Write the records out exactly, so that no picture remains in the copy.

-- Opening Marker --

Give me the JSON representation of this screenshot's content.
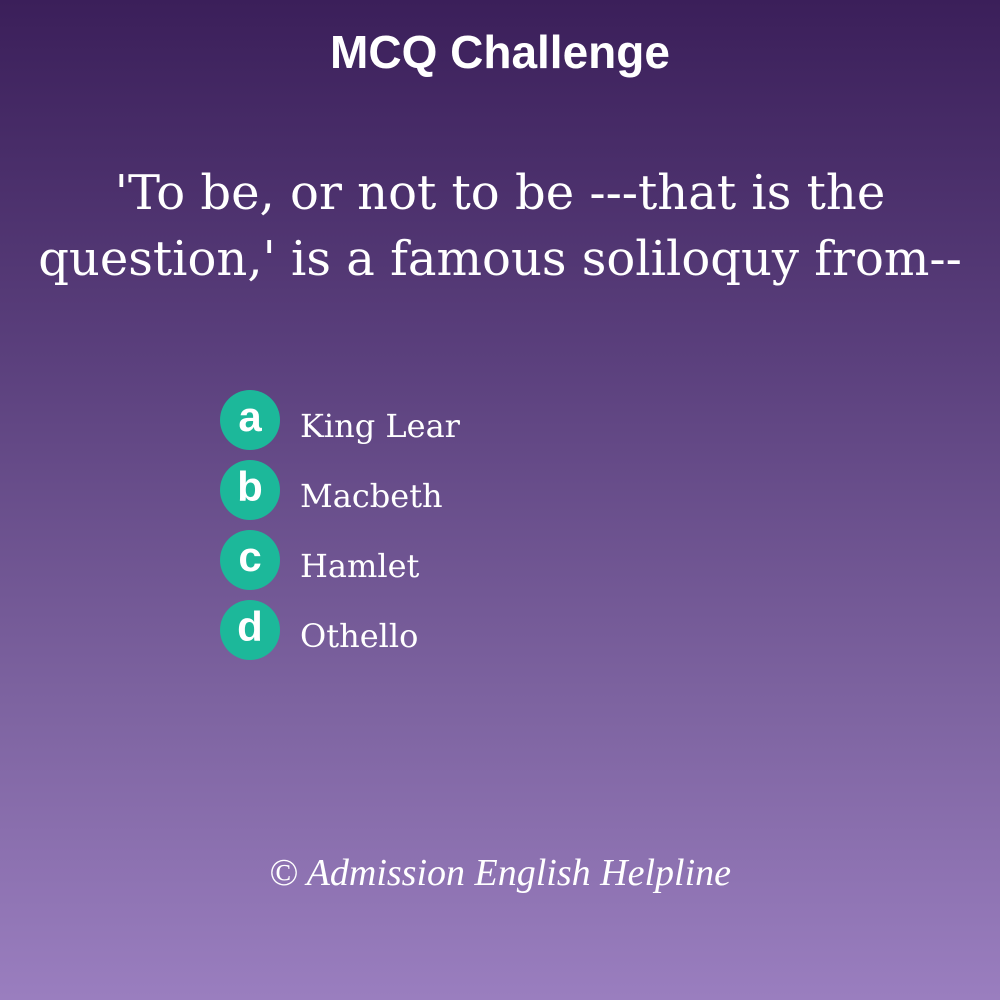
{
  "header": {
    "title": "MCQ Challenge"
  },
  "question": {
    "line1": "'To be, or not to be ---that is the",
    "line2": "question,' is a famous soliloquy from--"
  },
  "options": [
    {
      "letter": "a",
      "text": "King Lear"
    },
    {
      "letter": "b",
      "text": "Macbeth"
    },
    {
      "letter": "c",
      "text": "Hamlet"
    },
    {
      "letter": "d",
      "text": "Othello"
    }
  ],
  "footer": {
    "credit": "© Admission English Helpline"
  },
  "colors": {
    "badge": "#1cb89a",
    "background_top": "#3b1f5a",
    "background_bottom": "#9a7ebf",
    "text": "#ffffff"
  }
}
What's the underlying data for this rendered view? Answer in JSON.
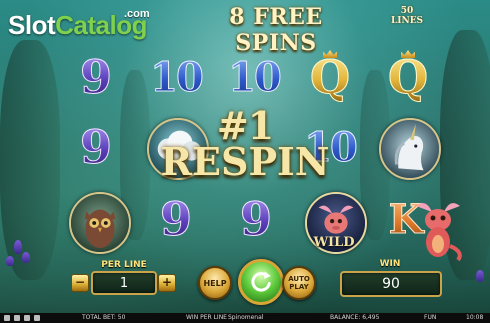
{
  "header": {
    "logo_slot": "Slot",
    "logo_catalog": "Catalog",
    "logo_com": ".com",
    "free_spins": "8 FREE SPINS",
    "lines_number": "50",
    "lines_label": "LINES"
  },
  "reels": {
    "row1": [
      "9",
      "10",
      "10",
      "Q",
      "Q"
    ],
    "row2": [
      "9",
      "10"
    ],
    "row3": [
      "9",
      "9",
      "K"
    ],
    "wild_label": "WILD"
  },
  "respin": {
    "line1": "#1",
    "line2": "RESPIN"
  },
  "controls": {
    "per_line_label": "PER LINE",
    "per_line_value": "1",
    "minus_label": "−",
    "plus_label": "+",
    "help_label": "HELP",
    "auto_play_label_1": "AUTO",
    "auto_play_label_2": "PLAY",
    "win_label": "WIN",
    "win_value": "90"
  },
  "bottom_bar": {
    "total_bet": "TOTAL BET: 50",
    "win_per_line": "WIN PER LINE",
    "brand": "Spinomenal",
    "balance": "BALANCE: 6,495",
    "mode": "FUN",
    "time": "10:08"
  },
  "colors": {
    "accent_gold": "#d9a636",
    "spin_green": "#5cc83a",
    "logo_green": "#7fd04c"
  }
}
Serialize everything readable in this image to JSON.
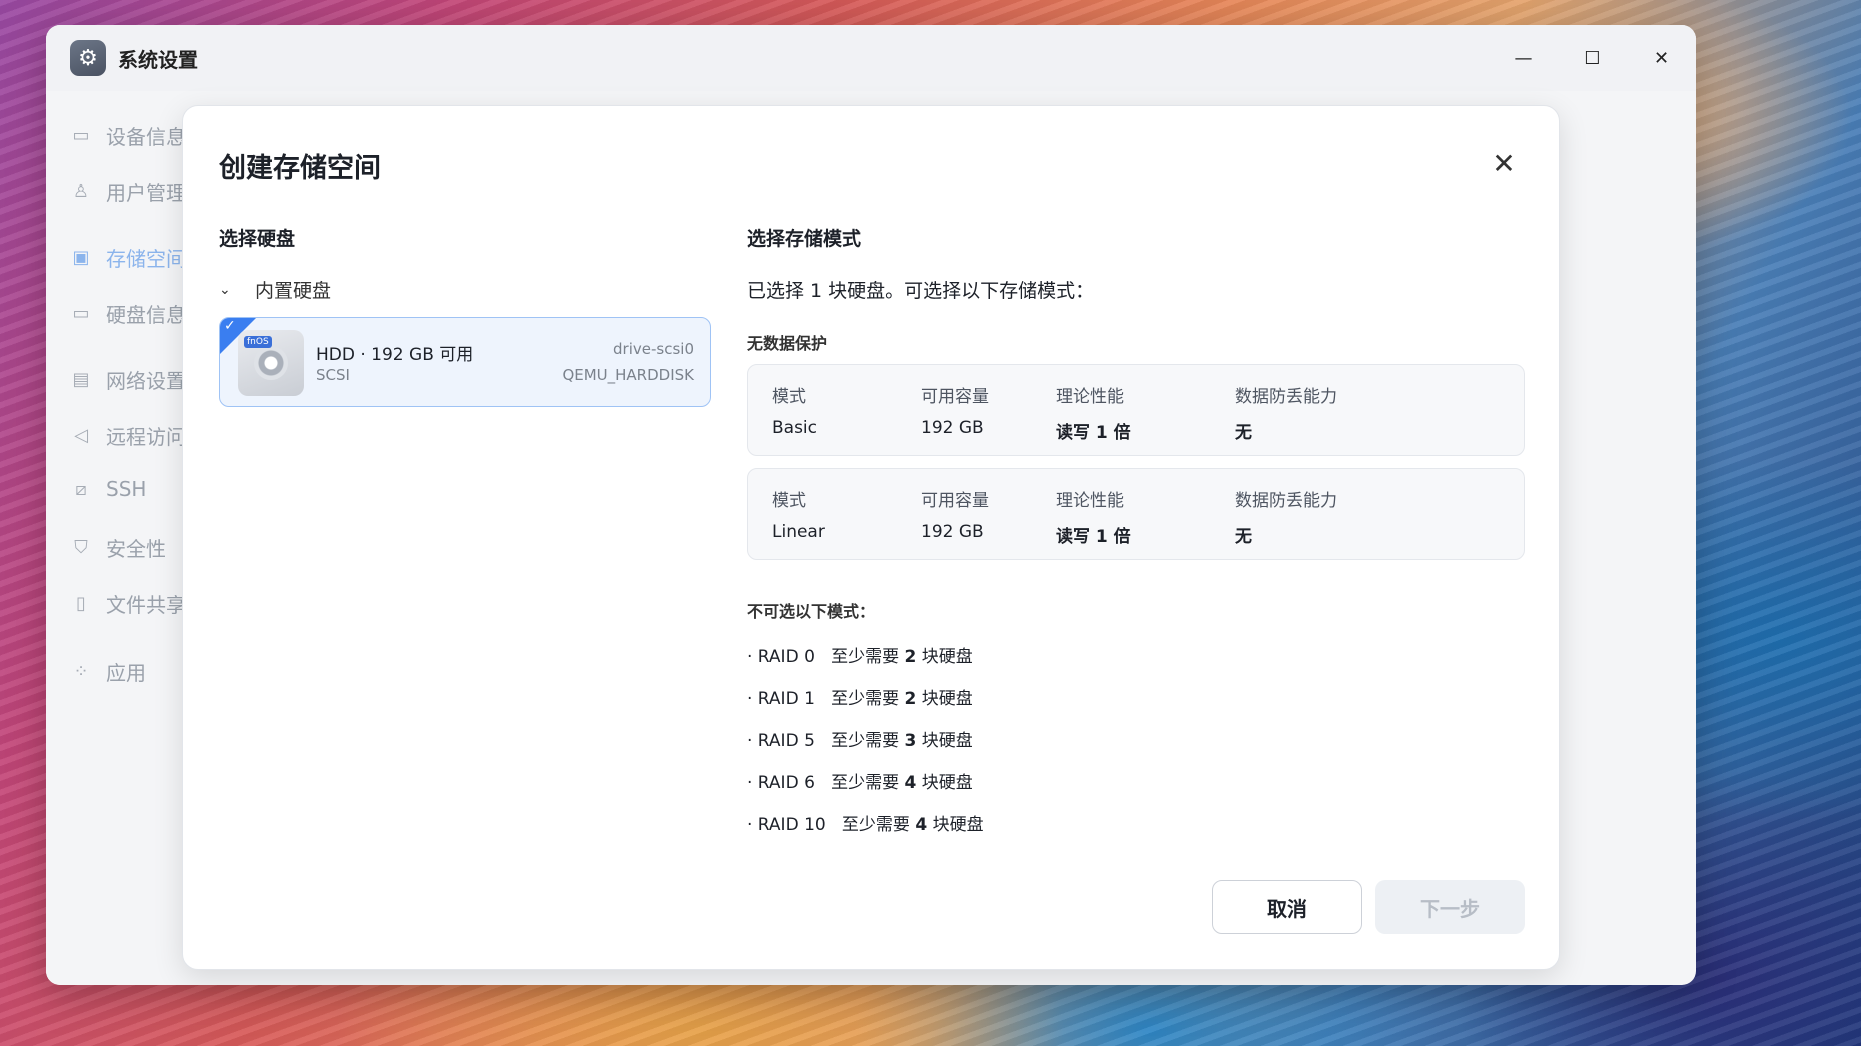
{
  "window": {
    "title": "系统设置",
    "controls": {
      "minimize": "—",
      "maximize": "☐",
      "close": "✕"
    }
  },
  "sidebar": {
    "items": [
      {
        "label": "设备信息",
        "icon": "device-icon"
      },
      {
        "label": "用户管理",
        "icon": "user-icon"
      },
      {
        "label": "存储空间",
        "icon": "storage-icon",
        "active": true
      },
      {
        "label": "硬盘信息",
        "icon": "disk-icon"
      },
      {
        "label": "网络设置",
        "icon": "network-icon"
      },
      {
        "label": "远程访问",
        "icon": "send-icon"
      },
      {
        "label": "SSH",
        "icon": "terminal-icon"
      },
      {
        "label": "安全性",
        "icon": "shield-icon"
      },
      {
        "label": "文件共享",
        "icon": "file-icon"
      },
      {
        "label": "应用",
        "icon": "apps-icon"
      }
    ]
  },
  "dialog": {
    "title": "创建存储空间",
    "close": "✕",
    "left": {
      "title": "选择硬盘",
      "group_label": "内置硬盘",
      "disk": {
        "tag": "fnOS",
        "name": "HDD · 192 GB 可用",
        "bus": "SCSI",
        "id": "drive-scsi0",
        "model": "QEMU_HARDDISK",
        "selected": true
      }
    },
    "right": {
      "title": "选择存储模式",
      "selected_text": "已选择 1 块硬盘。可选择以下存储模式：",
      "no_protection_label": "无数据保护",
      "columns": [
        "模式",
        "可用容量",
        "理论性能",
        "数据防丢能力"
      ],
      "modes": [
        {
          "mode": "Basic",
          "capacity": "192 GB",
          "performance": "读写 1 倍",
          "protection": "无"
        },
        {
          "mode": "Linear",
          "capacity": "192 GB",
          "performance": "读写 1 倍",
          "protection": "无"
        }
      ],
      "unavailable_label": "不可选以下模式：",
      "unavailable": [
        {
          "name": "· RAID 0",
          "pre": "至少需要",
          "count": "2",
          "post": "块硬盘"
        },
        {
          "name": "· RAID 1",
          "pre": "至少需要",
          "count": "2",
          "post": "块硬盘"
        },
        {
          "name": "· RAID 5",
          "pre": "至少需要",
          "count": "3",
          "post": "块硬盘"
        },
        {
          "name": "· RAID 6",
          "pre": "至少需要",
          "count": "4",
          "post": "块硬盘"
        },
        {
          "name": "· RAID 10",
          "pre": "至少需要",
          "count": "4",
          "post": "块硬盘"
        }
      ]
    },
    "buttons": {
      "cancel": "取消",
      "next": "下一步"
    }
  }
}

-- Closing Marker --

→ RESPONSE FOR THIS EXERCISE
Give me the JSON representation of this screenshot's content.
{
  "header": {
    "title": "MCQ Challenge"
  },
  "question": {
    "line1": "'To be, or not to be ---that is the",
    "line2": "question,' is a famous soliloquy from--"
  },
  "options": [
    {
      "letter": "a",
      "text": "King Lear"
    },
    {
      "letter": "b",
      "text": "Macbeth"
    },
    {
      "letter": "c",
      "text": "Hamlet"
    },
    {
      "letter": "d",
      "text": "Othello"
    }
  ],
  "footer": {
    "credit": "© Admission English Helpline"
  },
  "colors": {
    "badge": "#1cb89a",
    "background_top": "#3b1f5a",
    "background_bottom": "#9a7ebf",
    "text": "#ffffff"
  }
}
What's the underlying data for this rendered view? Answer in JSON.
{
  "header": {
    "logo_slot": "Slot",
    "logo_catalog": "Catalog",
    "logo_com": ".com",
    "free_spins": "8 FREE SPINS",
    "lines_number": "50",
    "lines_label": "LINES"
  },
  "reels": {
    "row1": [
      "9",
      "10",
      "10",
      "Q",
      "Q"
    ],
    "row2": [
      "9",
      "10"
    ],
    "row3": [
      "9",
      "9",
      "K"
    ],
    "wild_label": "WILD"
  },
  "respin": {
    "line1": "#1",
    "line2": "RESPIN"
  },
  "controls": {
    "per_line_label": "PER LINE",
    "per_line_value": "1",
    "minus_label": "−",
    "plus_label": "+",
    "help_label": "HELP",
    "auto_play_label_1": "AUTO",
    "auto_play_label_2": "PLAY",
    "win_label": "WIN",
    "win_value": "90"
  },
  "bottom_bar": {
    "total_bet": "TOTAL BET: 50",
    "win_per_line": "WIN PER LINE",
    "brand": "Spinomenal",
    "balance": "BALANCE: 6,495",
    "mode": "FUN",
    "time": "10:08"
  },
  "colors": {
    "accent_gold": "#d9a636",
    "spin_green": "#5cc83a",
    "logo_green": "#7fd04c"
  }
}
Serialize everything readable in this image to JSON.
{
  "window": {
    "title": "系统设置",
    "controls": {
      "minimize": "—",
      "maximize": "☐",
      "close": "✕"
    }
  },
  "sidebar": {
    "items": [
      {
        "label": "设备信息",
        "icon": "device-icon"
      },
      {
        "label": "用户管理",
        "icon": "user-icon"
      },
      {
        "label": "存储空间",
        "icon": "storage-icon",
        "active": true
      },
      {
        "label": "硬盘信息",
        "icon": "disk-icon"
      },
      {
        "label": "网络设置",
        "icon": "network-icon"
      },
      {
        "label": "远程访问",
        "icon": "send-icon"
      },
      {
        "label": "SSH",
        "icon": "terminal-icon"
      },
      {
        "label": "安全性",
        "icon": "shield-icon"
      },
      {
        "label": "文件共享",
        "icon": "file-icon"
      },
      {
        "label": "应用",
        "icon": "apps-icon"
      }
    ]
  },
  "dialog": {
    "title": "创建存储空间",
    "close": "✕",
    "left": {
      "title": "选择硬盘",
      "group_label": "内置硬盘",
      "disk": {
        "tag": "fnOS",
        "name": "HDD · 192 GB 可用",
        "bus": "SCSI",
        "id": "drive-scsi0",
        "model": "QEMU_HARDDISK",
        "selected": true
      }
    },
    "right": {
      "title": "选择存储模式",
      "selected_text": "已选择 1 块硬盘。可选择以下存储模式：",
      "no_protection_label": "无数据保护",
      "columns": [
        "模式",
        "可用容量",
        "理论性能",
        "数据防丢能力"
      ],
      "modes": [
        {
          "mode": "Basic",
          "capacity": "192 GB",
          "performance": "读写 1 倍",
          "protection": "无"
        },
        {
          "mode": "Linear",
          "capacity": "192 GB",
          "performance": "读写 1 倍",
          "protection": "无"
        }
      ],
      "unavailable_label": "不可选以下模式：",
      "unavailable": [
        {
          "name": "· RAID 0",
          "pre": "至少需要",
          "count": "2",
          "post": "块硬盘"
        },
        {
          "name": "· RAID 1",
          "pre": "至少需要",
          "count": "2",
          "post": "块硬盘"
        },
        {
          "name": "· RAID 5",
          "pre": "至少需要",
          "count": "3",
          "post": "块硬盘"
        },
        {
          "name": "· RAID 6",
          "pre": "至少需要",
          "count": "4",
          "post": "块硬盘"
        },
        {
          "name": "· RAID 10",
          "pre": "至少需要",
          "count": "4",
          "post": "块硬盘"
        }
      ]
    },
    "buttons": {
      "cancel": "取消",
      "next": "下一步"
    }
  }
}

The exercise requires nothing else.